FilePathAnalyzer: This analyzer will validate the structure of each SfsPredicate, doing a mock serialization and match the resulting file names with the actual file names. As the SfsPredicate stores its SfsItems in a flat list, it will first parse the items into a tree structure (detecting sparse trees), then calculating expected the file names, including safe file names and wrapped folders. The trickiest part are the safe file names – that is, given a number of colliding file names, which one should use the ordinary file name, and which one should use the safe file name: When Unicorn creates a SFS from scratch (e.g. by the reserialization option in the Unicorn control panel), the first item serialized will always use the ordinary file name, and later files will use the safe file name it they ordinary file name collide with already serialized files. If an item is later serialized, the filename (ordinary or safe) will be maintained – even if the item having using the ordinary file name have been removed. This will result in a set of safe file name without the ordinary file name actually being used.

This left me with an option – should my mock serialization mimic a serialization-from-scratch or a serialization of individual item given an already existing SFS. I opted for the late option and reused the logic from Rainbow enacted when serializing single items. I believe that this logic (YamlValidator.Analyzers.FilePathAnalyzer.ResolveExpectedFilePath) is the most interesting/confusing part of the validator and of the Rainbow SFS logic in general as it explains why a serialization of an entire SFS from scratch and the serialization of individual files can result on different sets of file names.

Some final thoughts
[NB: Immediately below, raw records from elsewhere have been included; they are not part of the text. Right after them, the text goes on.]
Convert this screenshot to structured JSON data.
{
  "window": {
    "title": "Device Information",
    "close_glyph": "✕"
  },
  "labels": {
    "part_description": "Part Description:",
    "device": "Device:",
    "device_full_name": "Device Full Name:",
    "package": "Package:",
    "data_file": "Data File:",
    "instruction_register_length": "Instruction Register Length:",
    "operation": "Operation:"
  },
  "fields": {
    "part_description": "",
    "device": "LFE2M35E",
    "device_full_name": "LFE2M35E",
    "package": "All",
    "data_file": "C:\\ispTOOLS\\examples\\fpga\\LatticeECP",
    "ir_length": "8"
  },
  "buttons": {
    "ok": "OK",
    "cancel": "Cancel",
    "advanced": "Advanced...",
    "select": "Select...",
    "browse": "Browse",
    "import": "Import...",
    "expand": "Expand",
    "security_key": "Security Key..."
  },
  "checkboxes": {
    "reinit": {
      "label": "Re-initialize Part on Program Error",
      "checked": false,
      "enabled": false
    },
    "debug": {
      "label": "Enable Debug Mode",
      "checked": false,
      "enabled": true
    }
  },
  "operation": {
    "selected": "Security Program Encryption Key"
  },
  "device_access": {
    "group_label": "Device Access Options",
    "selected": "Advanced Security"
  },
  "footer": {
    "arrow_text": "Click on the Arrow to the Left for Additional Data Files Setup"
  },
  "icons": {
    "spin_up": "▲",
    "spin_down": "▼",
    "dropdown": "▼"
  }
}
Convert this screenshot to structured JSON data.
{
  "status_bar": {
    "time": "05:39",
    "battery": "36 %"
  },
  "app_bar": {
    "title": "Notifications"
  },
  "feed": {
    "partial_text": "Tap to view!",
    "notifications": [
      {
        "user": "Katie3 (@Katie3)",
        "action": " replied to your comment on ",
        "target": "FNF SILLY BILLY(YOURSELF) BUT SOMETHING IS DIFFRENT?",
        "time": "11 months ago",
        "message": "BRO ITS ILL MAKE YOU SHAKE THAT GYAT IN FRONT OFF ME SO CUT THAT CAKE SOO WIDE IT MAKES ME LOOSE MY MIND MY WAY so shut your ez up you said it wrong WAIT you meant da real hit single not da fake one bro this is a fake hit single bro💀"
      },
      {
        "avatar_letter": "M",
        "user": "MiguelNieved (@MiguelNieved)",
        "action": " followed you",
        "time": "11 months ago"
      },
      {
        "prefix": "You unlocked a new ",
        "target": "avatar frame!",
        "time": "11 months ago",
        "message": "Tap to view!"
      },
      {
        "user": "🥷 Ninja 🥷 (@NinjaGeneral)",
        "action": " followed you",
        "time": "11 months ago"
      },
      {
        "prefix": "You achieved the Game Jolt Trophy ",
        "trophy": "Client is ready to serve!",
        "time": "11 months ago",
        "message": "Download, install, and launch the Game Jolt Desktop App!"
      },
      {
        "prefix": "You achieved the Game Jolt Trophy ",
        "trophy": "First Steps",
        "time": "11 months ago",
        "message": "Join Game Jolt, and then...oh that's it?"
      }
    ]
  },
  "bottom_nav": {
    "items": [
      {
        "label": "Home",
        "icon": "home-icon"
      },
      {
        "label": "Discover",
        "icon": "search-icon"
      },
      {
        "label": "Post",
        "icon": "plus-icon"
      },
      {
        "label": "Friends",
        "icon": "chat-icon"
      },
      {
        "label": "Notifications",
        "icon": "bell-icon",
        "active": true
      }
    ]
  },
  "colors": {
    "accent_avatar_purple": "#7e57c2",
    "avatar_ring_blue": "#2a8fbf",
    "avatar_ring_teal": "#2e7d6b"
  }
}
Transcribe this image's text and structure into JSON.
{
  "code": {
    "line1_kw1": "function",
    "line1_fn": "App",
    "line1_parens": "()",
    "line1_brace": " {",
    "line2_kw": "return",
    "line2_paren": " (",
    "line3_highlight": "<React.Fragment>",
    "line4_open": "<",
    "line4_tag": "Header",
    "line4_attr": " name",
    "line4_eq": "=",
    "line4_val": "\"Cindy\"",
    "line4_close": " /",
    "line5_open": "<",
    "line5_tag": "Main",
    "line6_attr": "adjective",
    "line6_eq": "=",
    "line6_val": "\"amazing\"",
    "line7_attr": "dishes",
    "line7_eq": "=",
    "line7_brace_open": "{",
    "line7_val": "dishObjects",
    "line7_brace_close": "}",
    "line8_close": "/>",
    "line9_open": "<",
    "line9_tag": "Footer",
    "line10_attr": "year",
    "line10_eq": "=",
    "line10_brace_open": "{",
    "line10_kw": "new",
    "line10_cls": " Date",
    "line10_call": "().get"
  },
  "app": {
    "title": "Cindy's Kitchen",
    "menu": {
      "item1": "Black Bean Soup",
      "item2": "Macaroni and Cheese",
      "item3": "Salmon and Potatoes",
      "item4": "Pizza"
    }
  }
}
I hope that this tour-de-force into the inner workings of the Rainbow SFS has been enlightening.
Above all, you should notice these three points:

  • As long as your SFS root path(s) are kept below the limit imposed by the Rainbow.SFS.SerializationFolderPathMaxLength, you and your teammates can place your project in any location locally without creating inconsistencies in the SFS structure.
  • The SFS can become unhealthy even if Unicorn does actually manage to serialize and deserialize the items. Yaml files can use incorrect file names, and multiple SFS can contain the same items, giving rise to subtle errors during serialization and deserialization.
  • The logic behind the usage of safe file names is dependent on any existing yaml files and can be unpredictable and dependent on the order in with the items within an SFS is serialized.

The yaml validator is provided as-is with no strings attached.